The tragic story of Paul, who heroically saved precious Joyce manuscripts... For Sunday Miscellany on RTÉ Radio 1, listen to The Little Prince of the Rue Casimir Perier by Emer O'Kelly above...
In the years immediately before the Second World War, a small boy living in Paris would rush home from school every day and burst into his father's study, where that scholarly man would open his arms and say "Come, my Prince and kiss Papa, and tell him what you learned today."
The little boy was called Alex, and his father was the renowned scholar Paul Leon. Coincidentally, Paul Leon was also the agent and unpaid secretary as well as the friend of James Joyce.
And the only time little Alex was denied his routine was when he was told "Mr. Joyce is with Papa, and they must not be disturbed."
In 1992, in the National Library in Dublin I heard Alex Leon tell that story. He was 67, but looked older, small and plump, gentle in manner, soft-spoken, with a humorous glint in his eye. The sort of man who makes you remember that much of European culture as we know it springs from Judaism. (Although he was working in in the soft drinks industry.) And he was in Dublin to celebrate and witness the opening of nineteen envelopes of a priceless literary heritage.
Alex Leon's roots lay in almost unbearable suffering, but he seemed determined not to allow it to embitter him.
When Paris fell to the Germans, James Joyce and Nora escaped to Zurich. Paul Leon and his wife Lucie, a fashion correspondent for the New York Herald Tribune, took refuge in the south. As a Russian born Jew, Leon was in immediate and terrible danger. But he believed he had a duty to save as many of Joyce's papers as he could, including one of the original drafts of Ulysses.
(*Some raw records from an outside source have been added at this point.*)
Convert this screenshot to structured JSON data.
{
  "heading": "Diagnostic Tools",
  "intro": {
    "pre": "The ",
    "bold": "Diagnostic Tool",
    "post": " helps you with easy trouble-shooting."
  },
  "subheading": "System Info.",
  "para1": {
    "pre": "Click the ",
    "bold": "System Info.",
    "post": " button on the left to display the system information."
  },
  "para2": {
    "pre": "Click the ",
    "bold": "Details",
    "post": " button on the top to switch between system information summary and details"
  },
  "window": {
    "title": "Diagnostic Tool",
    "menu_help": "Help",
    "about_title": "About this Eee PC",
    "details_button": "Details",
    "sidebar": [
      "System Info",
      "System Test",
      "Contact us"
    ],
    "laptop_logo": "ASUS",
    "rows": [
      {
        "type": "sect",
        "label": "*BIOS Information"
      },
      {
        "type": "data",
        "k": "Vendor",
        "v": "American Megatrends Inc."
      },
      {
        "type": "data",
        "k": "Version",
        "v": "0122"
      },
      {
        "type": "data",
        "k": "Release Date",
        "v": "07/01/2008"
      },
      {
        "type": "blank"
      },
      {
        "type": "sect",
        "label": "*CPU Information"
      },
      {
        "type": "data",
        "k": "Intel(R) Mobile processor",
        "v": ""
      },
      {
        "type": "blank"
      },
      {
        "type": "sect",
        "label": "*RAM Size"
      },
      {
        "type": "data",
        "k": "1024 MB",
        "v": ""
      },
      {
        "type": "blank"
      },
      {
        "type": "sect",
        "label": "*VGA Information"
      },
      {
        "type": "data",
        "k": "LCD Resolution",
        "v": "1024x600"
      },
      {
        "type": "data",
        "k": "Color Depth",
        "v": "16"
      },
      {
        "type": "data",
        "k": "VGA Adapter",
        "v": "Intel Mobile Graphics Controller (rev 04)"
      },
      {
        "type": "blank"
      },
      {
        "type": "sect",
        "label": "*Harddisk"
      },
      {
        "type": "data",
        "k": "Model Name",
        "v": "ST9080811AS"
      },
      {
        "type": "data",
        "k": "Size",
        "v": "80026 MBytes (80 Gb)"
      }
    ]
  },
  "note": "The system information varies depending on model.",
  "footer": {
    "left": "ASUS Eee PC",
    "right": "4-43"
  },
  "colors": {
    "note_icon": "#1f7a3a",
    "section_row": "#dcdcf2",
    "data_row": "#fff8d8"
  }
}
Listen back to Sunday Miscellany's Ulysses 100 special here.